#### Data supplied ####

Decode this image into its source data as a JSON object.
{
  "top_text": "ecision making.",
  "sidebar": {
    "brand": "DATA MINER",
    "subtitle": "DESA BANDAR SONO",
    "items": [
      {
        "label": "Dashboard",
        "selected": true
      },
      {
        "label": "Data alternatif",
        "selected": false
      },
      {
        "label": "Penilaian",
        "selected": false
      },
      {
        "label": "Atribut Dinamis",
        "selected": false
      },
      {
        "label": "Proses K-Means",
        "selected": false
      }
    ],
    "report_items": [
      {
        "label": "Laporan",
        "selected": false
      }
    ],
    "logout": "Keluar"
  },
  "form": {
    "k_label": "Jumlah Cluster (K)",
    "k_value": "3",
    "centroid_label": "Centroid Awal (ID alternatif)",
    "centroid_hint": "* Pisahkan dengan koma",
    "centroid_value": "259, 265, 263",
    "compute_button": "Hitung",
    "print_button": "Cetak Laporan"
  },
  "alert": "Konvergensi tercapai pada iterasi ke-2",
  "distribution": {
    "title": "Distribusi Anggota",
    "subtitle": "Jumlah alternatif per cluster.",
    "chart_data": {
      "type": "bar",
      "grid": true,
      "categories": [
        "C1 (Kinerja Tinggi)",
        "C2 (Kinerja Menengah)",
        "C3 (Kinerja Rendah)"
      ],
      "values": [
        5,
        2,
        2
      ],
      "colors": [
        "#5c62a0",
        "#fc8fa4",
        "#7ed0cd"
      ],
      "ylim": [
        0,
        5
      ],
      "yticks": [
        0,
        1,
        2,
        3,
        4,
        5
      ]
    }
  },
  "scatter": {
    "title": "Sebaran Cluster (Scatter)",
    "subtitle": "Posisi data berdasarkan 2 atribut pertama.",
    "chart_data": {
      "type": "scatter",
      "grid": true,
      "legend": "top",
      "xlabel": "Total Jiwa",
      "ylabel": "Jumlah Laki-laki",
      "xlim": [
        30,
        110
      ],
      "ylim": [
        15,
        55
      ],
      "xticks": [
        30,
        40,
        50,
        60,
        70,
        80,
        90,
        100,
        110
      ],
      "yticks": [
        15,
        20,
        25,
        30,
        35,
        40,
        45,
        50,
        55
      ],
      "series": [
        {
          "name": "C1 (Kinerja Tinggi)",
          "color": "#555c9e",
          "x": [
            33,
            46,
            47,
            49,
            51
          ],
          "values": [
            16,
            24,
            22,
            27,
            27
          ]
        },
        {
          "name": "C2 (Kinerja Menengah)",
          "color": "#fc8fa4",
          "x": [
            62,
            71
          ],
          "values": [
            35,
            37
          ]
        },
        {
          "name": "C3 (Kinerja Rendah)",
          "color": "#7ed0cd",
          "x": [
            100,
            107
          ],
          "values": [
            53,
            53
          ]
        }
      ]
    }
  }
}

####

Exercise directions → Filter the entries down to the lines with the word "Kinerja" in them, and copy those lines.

Answer to the exercise →
        "C1 (Kinerja Tinggi)",
        "C2 (Kinerja Menengah)",
        "C3 (Kinerja Rendah)"
          "name": "C1 (Kinerja Tinggi)",
          "name": "C2 (Kinerja Menengah)",
          "name": "C3 (Kinerja Rendah)",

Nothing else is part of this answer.